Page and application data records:
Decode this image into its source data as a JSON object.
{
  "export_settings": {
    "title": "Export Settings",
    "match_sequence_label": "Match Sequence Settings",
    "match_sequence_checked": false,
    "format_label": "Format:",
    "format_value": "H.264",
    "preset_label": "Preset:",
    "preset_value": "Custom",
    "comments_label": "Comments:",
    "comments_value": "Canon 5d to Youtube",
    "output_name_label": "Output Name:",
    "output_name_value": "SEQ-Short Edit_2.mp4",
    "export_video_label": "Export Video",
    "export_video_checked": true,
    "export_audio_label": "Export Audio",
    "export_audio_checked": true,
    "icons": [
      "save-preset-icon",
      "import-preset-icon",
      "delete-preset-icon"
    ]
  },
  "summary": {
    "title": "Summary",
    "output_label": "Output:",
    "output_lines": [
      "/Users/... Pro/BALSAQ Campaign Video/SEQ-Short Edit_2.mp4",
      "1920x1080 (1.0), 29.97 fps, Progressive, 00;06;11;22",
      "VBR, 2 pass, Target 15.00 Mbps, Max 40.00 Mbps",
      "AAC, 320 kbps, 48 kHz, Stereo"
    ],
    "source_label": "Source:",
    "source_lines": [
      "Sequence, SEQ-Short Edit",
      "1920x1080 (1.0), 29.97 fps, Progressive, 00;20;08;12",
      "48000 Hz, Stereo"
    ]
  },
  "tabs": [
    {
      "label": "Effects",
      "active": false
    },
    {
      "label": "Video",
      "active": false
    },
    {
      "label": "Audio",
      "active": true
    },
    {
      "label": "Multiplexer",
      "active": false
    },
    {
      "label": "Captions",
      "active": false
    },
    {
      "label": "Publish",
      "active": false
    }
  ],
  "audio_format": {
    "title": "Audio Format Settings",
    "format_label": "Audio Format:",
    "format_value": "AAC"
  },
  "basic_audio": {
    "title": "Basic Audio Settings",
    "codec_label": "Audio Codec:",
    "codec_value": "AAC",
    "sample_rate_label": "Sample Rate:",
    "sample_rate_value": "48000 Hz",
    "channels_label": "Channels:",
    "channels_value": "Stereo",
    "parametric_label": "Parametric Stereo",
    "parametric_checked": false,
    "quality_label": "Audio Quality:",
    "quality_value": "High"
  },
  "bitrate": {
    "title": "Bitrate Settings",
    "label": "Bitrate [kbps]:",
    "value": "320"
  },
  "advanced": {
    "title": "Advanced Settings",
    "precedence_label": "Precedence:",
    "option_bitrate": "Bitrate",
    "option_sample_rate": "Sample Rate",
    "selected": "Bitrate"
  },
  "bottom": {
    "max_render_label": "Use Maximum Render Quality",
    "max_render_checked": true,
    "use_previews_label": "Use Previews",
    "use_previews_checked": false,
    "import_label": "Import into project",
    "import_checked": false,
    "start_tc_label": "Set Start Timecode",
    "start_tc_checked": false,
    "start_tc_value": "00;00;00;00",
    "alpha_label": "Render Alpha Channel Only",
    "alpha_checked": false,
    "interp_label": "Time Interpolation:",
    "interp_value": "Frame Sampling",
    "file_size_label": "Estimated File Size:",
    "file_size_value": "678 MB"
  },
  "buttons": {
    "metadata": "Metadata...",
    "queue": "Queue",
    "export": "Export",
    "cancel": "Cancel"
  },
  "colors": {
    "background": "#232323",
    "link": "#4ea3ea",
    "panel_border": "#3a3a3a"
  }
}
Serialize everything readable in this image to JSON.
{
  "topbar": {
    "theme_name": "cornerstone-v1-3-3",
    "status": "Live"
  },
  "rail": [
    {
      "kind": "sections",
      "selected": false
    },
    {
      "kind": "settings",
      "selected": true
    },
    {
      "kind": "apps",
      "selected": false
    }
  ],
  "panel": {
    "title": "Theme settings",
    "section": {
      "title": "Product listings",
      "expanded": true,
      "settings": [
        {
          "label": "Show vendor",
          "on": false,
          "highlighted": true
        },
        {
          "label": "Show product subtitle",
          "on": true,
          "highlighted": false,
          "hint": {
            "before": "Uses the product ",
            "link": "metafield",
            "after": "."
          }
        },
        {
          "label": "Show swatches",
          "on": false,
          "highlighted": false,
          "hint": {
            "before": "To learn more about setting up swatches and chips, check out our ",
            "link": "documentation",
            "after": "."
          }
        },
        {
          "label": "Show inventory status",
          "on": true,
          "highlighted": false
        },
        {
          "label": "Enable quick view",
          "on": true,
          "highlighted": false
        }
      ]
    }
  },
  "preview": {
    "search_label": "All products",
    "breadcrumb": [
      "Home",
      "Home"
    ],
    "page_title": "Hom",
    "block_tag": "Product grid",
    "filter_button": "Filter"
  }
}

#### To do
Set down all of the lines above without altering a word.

#### Response area
Decode this image into its source data as a JSON object.
{
  "export_settings": {
    "title": "Export Settings",
    "match_sequence_label": "Match Sequence Settings",
    "match_sequence_checked": false,
    "format_label": "Format:",
    "format_value": "H.264",
    "preset_label": "Preset:",
    "preset_value": "Custom",
    "comments_label": "Comments:",
    "comments_value": "Canon 5d to Youtube",
    "output_name_label": "Output Name:",
    "output_name_value": "SEQ-Short Edit_2.mp4",
    "export_video_label": "Export Video",
    "export_video_checked": true,
    "export_audio_label": "Export Audio",
    "export_audio_checked": true,
    "icons": [
      "save-preset-icon",
      "import-preset-icon",
      "delete-preset-icon"
    ]
  },
  "summary": {
    "title": "Summary",
    "output_label": "Output:",
    "output_lines": [
      "/Users/... Pro/BALSAQ Campaign Video/SEQ-Short Edit_2.mp4",
      "1920x1080 (1.0), 29.97 fps, Progressive, 00;06;11;22",
      "VBR, 2 pass, Target 15.00 Mbps, Max 40.00 Mbps",
      "AAC, 320 kbps, 48 kHz, Stereo"
    ],
    "source_label": "Source:",
    "source_lines": [
      "Sequence, SEQ-Short Edit",
      "1920x1080 (1.0), 29.97 fps, Progressive, 00;20;08;12",
      "48000 Hz, Stereo"
    ]
  },
  "tabs": [
    {
      "label": "Effects",
      "active": false
    },
    {
      "label": "Video",
      "active": false
    },
    {
      "label": "Audio",
      "active": true
    },
    {
      "label": "Multiplexer",
      "active": false
    },
    {
      "label": "Captions",
      "active": false
    },
    {
      "label": "Publish",
      "active": false
    }
  ],
  "audio_format": {
    "title": "Audio Format Settings",
    "format_label": "Audio Format:",
    "format_value": "AAC"
  },
  "basic_audio": {
    "title": "Basic Audio Settings",
    "codec_label": "Audio Codec:",
    "codec_value": "AAC",
    "sample_rate_label": "Sample Rate:",
    "sample_rate_value": "48000 Hz",
    "channels_label": "Channels:",
    "channels_value": "Stereo",
    "parametric_label": "Parametric Stereo",
    "parametric_checked": false,
    "quality_label": "Audio Quality:",
    "quality_value": "High"
  },
  "bitrate": {
    "title": "Bitrate Settings",
    "label": "Bitrate [kbps]:",
    "value": "320"
  },
  "advanced": {
    "title": "Advanced Settings",
    "precedence_label": "Precedence:",
    "option_bitrate": "Bitrate",
    "option_sample_rate": "Sample Rate",
    "selected": "Bitrate"
  },
  "bottom": {
    "max_render_label": "Use Maximum Render Quality",
    "max_render_checked": true,
    "use_previews_label": "Use Previews",
    "use_previews_checked": false,
    "import_label": "Import into project",
    "import_checked": false,
    "start_tc_label": "Set Start Timecode",
    "start_tc_checked": false,
    "start_tc_value": "00;00;00;00",
    "alpha_label": "Render Alpha Channel Only",
    "alpha_checked": false,
    "interp_label": "Time Interpolation:",
    "interp_value": "Frame Sampling",
    "file_size_label": "Estimated File Size:",
    "file_size_value": "678 MB"
  },
  "buttons": {
    "metadata": "Metadata...",
    "queue": "Queue",
    "export": "Export",
    "cancel": "Cancel"
  },
  "colors": {
    "background": "#232323",
    "link": "#4ea3ea",
    "panel_border": "#3a3a3a"
  }
}
Serialize everything readable in this image to JSON.
{
  "topbar": {
    "theme_name": "cornerstone-v1-3-3",
    "status": "Live"
  },
  "rail": [
    {
      "kind": "sections",
      "selected": false
    },
    {
      "kind": "settings",
      "selected": true
    },
    {
      "kind": "apps",
      "selected": false
    }
  ],
  "panel": {
    "title": "Theme settings",
    "section": {
      "title": "Product listings",
      "expanded": true,
      "settings": [
        {
          "label": "Show vendor",
          "on": false,
          "highlighted": true
        },
        {
          "label": "Show product subtitle",
          "on": true,
          "highlighted": false,
          "hint": {
            "before": "Uses the product ",
            "link": "metafield",
            "after": "."
          }
        },
        {
          "label": "Show swatches",
          "on": false,
          "highlighted": false,
          "hint": {
            "before": "To learn more about setting up swatches and chips, check out our ",
            "link": "documentation",
            "after": "."
          }
        },
        {
          "label": "Show inventory status",
          "on": true,
          "highlighted": false
        },
        {
          "label": "Enable quick view",
          "on": true,
          "highlighted": false
        }
      ]
    }
  },
  "preview": {
    "search_label": "All products",
    "breadcrumb": [
      "Home",
      "Home"
    ],
    "page_title": "Hom",
    "block_tag": "Product grid",
    "filter_button": "Filter"
  }
}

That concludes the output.